I don’t know if readers have paid any attention to the Fifth Circuit’s decision in Jarkesy v. SEC. ___ F.4th ___,  (5th Cir. 5/18/22), CA5 here and GS here [to come]. Jarkesyis not a tax case but, I think, might have potential implications in Tax Court cases.  Jarkesy seems to be driven by fear of the administrative state that can be mitigated by constitutional generalities in service of ideology. If that were all that was involved and did not at least potentially implicate tax procedure issues, I would not discuss it here. But I do have concerns about tax procedure. I apologize to readers if my concerns are not fully fleshed out here, but I would appreciate any readers’ contributions to my education.

Judge Jennifer Walker Elrod for the majority offers a summary in the opening (pp. 1-2):

            Congress has given the Securities and Exchange Commission substantial power to enforce the nation’s securities laws. It often acts as both prosecutor and judge, and its decisions have broad consequences for personal liberty and property. But the Constitution constrains the SEC’s powers by protecting individual rights and the prerogatives of the other branches of government. This case is about the nature and extent of those constraints in securities fraud cases in which the SEC seeks penalties.

            The SEC brought an enforcement action within the agency against Petitioners for securities fraud. An SEC administrative law judge adjudged Petitioners liable and ordered various remedies, and the SEC affirmed on appeal over several constitutional arguments that Petitioners raised. Petitioners raise those same arguments before this court.

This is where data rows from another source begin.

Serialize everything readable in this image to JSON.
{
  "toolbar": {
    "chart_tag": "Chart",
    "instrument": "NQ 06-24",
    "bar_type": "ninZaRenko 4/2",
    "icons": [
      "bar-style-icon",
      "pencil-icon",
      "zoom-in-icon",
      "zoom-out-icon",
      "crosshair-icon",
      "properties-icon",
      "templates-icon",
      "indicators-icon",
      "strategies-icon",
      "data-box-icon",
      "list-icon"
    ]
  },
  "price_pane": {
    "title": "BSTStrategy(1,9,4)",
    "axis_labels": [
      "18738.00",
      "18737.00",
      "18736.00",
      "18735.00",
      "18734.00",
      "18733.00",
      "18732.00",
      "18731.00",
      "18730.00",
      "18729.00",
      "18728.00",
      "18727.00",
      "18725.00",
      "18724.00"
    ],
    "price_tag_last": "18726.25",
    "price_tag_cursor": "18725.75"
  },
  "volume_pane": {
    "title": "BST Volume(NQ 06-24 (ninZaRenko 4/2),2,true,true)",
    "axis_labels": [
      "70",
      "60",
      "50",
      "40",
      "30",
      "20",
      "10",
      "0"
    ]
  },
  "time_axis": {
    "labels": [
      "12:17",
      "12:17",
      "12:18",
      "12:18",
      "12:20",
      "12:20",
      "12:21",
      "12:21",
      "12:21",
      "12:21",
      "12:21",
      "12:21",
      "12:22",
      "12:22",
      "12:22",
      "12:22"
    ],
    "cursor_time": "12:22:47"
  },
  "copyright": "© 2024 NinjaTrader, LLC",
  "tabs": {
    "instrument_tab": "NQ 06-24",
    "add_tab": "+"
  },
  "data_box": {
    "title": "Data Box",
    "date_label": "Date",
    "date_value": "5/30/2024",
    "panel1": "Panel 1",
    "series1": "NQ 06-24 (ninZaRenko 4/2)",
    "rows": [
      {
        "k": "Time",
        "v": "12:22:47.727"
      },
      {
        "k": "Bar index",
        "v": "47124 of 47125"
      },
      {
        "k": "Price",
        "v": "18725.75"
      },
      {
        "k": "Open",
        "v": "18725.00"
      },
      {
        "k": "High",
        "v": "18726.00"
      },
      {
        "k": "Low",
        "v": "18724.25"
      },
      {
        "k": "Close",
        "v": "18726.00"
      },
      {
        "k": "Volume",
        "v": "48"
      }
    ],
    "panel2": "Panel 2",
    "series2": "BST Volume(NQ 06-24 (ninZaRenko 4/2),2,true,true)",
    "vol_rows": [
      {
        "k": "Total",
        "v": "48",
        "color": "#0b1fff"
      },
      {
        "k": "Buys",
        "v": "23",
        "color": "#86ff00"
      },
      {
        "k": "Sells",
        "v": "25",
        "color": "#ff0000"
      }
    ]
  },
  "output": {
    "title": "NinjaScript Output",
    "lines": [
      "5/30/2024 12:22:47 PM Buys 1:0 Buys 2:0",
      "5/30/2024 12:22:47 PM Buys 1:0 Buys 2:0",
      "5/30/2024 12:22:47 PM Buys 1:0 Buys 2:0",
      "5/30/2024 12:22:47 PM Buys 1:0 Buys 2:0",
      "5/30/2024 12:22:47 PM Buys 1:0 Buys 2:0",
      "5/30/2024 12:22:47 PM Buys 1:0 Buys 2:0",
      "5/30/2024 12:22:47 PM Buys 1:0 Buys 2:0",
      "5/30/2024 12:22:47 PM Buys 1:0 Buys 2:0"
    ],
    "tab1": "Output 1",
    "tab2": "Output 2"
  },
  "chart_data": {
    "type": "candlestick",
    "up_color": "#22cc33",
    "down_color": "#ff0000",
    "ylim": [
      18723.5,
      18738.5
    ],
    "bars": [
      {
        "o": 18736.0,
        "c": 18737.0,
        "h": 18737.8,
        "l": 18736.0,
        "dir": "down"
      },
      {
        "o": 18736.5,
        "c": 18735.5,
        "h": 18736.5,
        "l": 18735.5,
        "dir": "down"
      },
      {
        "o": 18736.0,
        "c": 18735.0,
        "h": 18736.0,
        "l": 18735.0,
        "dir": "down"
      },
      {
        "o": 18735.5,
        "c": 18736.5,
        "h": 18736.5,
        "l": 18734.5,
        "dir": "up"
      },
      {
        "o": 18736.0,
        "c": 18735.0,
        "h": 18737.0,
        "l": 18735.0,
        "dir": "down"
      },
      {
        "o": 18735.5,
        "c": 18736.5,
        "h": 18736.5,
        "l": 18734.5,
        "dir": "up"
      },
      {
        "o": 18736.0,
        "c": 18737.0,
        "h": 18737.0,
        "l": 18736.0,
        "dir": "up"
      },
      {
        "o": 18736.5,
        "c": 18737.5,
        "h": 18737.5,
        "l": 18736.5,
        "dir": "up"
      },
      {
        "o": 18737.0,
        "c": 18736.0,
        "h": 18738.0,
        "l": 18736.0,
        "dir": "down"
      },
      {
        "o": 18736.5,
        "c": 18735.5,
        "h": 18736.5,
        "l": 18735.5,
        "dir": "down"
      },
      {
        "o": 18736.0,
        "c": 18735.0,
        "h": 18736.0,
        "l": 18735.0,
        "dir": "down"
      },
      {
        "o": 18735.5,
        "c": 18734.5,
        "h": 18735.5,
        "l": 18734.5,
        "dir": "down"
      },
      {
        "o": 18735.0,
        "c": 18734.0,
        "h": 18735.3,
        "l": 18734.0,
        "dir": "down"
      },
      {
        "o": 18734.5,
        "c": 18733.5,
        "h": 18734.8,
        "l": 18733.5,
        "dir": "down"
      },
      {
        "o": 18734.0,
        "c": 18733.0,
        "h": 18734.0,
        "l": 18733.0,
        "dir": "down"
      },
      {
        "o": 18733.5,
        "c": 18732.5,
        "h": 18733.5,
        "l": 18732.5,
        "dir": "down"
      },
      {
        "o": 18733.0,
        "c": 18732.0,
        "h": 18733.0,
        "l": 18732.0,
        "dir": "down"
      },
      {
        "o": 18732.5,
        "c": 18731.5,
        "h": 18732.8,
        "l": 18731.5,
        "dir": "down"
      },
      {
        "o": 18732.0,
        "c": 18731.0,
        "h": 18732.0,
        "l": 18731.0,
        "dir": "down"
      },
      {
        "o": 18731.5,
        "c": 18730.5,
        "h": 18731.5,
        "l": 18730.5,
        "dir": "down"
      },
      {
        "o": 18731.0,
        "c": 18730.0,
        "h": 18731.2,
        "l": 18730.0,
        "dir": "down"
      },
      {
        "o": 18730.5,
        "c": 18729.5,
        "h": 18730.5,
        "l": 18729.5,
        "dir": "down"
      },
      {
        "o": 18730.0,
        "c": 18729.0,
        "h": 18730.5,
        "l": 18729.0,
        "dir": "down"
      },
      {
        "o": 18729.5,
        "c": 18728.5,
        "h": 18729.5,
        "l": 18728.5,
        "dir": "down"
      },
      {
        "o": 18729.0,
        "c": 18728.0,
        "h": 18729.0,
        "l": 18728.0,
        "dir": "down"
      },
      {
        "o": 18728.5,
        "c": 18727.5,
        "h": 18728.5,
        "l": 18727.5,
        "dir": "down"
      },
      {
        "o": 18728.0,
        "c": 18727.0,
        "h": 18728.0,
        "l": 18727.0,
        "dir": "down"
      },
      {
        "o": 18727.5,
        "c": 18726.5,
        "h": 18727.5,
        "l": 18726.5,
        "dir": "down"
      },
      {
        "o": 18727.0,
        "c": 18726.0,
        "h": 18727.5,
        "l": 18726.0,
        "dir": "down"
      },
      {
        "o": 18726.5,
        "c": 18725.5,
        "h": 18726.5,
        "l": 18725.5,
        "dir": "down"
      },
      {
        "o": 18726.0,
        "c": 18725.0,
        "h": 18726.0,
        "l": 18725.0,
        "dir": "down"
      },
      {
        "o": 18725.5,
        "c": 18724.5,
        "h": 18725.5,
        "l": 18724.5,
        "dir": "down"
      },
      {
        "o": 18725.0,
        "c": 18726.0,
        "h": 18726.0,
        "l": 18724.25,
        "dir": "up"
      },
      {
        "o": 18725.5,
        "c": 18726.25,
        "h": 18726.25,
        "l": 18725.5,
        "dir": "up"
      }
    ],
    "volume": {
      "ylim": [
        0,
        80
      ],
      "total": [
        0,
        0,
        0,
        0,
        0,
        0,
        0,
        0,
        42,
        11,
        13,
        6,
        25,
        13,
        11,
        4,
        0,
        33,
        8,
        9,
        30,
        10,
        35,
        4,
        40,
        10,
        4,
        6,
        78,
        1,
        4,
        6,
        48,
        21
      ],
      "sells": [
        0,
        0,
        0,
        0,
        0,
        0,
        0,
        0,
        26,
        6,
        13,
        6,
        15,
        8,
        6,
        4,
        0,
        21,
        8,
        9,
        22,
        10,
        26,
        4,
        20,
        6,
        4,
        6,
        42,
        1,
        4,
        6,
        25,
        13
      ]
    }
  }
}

We hold that: (1) the SEC’s in-house adjudication of Petitioners’ case violated their Seventh Amendment right to a jury trial; (2) Congress unconstitutionally delegated legislative power to the SEC by failing to provide an intelligible principle by which the SEC would exercise the delegated power, in violation of Article I’s vesting of “all” legislative power in Congress; and (3) statutory removal restrictions on SEC ALJs violate the Take Care Clause of Article II. Because the agency proceedings below were unconstitutional, we GRANT the petition for review, VACATE the decision of the SEC, and REMAND for further proceedings consistent with this opinion.

The best commentary I have seen on Jarkesy is Joe Patrice, Fifth Circuit Blows Up SEC Because The Word ‘Ponzi’ Is Nowhere In The Constitution (Above the Law 5/19/22), here. This commentary starts as follows:

Every 1L lecture has that kid who raises their hand and poses some wacky hypo and asks if this brain nugget that they’ve come up with for the first time actually upends 250 years of collected jurisprudence on the subject that they didn’t actually read about for today’s class.

That kid is now on the Fifth Circuit.

Fresh off telling private companies employees are enjoined from enforcing any rule if an employee even asserts that it’s religious, and attempting to insert itself at the head of the Department of Defense, the Fifth Circuit Mental Gymnastics Squad offered up another perfect 10 with Jarkesy v. SEC.

I found that a particularly apt introduction to the Jarkesymajority opinion.   I will let Judge Elrod’s majority summary quoted above set up this discussion. Focus on (1) of the summary. Tax administration has no analog to SEC in-house adjudication since adjudication is all in the Tax Court (a legislative court) or the district courts (Article III courts) for tax administration. However, Judge Elrod’s stated concern was the lack of a jury trial for types of issues that historically could be tried to a jury and thus potentially within the ambit of the Seventh Amendment. Judge Elrod mentioned particularly penalty issues (fraud) that historically was within the ambit of jury trials when the Seventh Amendment was adopted. If jury trial is the real concern, whether the adjudicative proceeding is tried in an executive function (such as the SEC) or in a legislative court (such as the Tax Court) should not make a difference, for it is the lack of jury trial that is the issue. My question is whether that is or could be an issue with respect to the Tax Court’s various jurisdictions.

Of course, in most tax contexts, a taxpayer can always get a jury trial on tax issues triable to a jury by proceeding by refund (meeting jurisdictional requirements) or awaiting a collection suit. So, perhaps the Government could argue that, by using a Tax Court remedy (either deficiency or CDP or some other), the taxpayer has waived his “right” to jury trial, so that the issue does not arise for Tax Court proceedings.

I am not sure that would be a complete or sufficient answer to ideologues such as the author of Jarkesy who do not seem to engage a sense of history, precedent, nuance, and common sense, preferring glittering generalities (such as right to jury trial).

One person with whom I discussed my concerns above advised that a distinction between Tax Court cases and the SEC enforcement proceeding in Jarkesy is that the taxpayer brings the case in the Tax Court. I responded to that distinction by saying (as revised):

Just to address the issue of who brings the proceeding in the Tax Court, the taxpayer is the nominal starting party, but the taxpayer is really a responding party, with the issues framed by the notice of deficiency as if it were an opening pleading to which the taxpayer files an answer (although nominally called a petition, but functionally serving as an answer to the notice of deficiency with all claims in the notice admitted unless contested in the petition). The Tax Court petition functions as an answer in the usual civil litigation context. Relatedly, the notice of deficiency starts a process for the IRS to get the assessment which is a functional equivalent of a judgment against the taxpayer. The notice is thus functionally an enforcement proceeding to which the taxpayer responds although nominally a petitioner in the Tax Court case.

So, I would appreciate hearing from anyone to further educate me and/or the readers as to whether Jarkesy-type issues can be extended to the federal tax adjudication processes.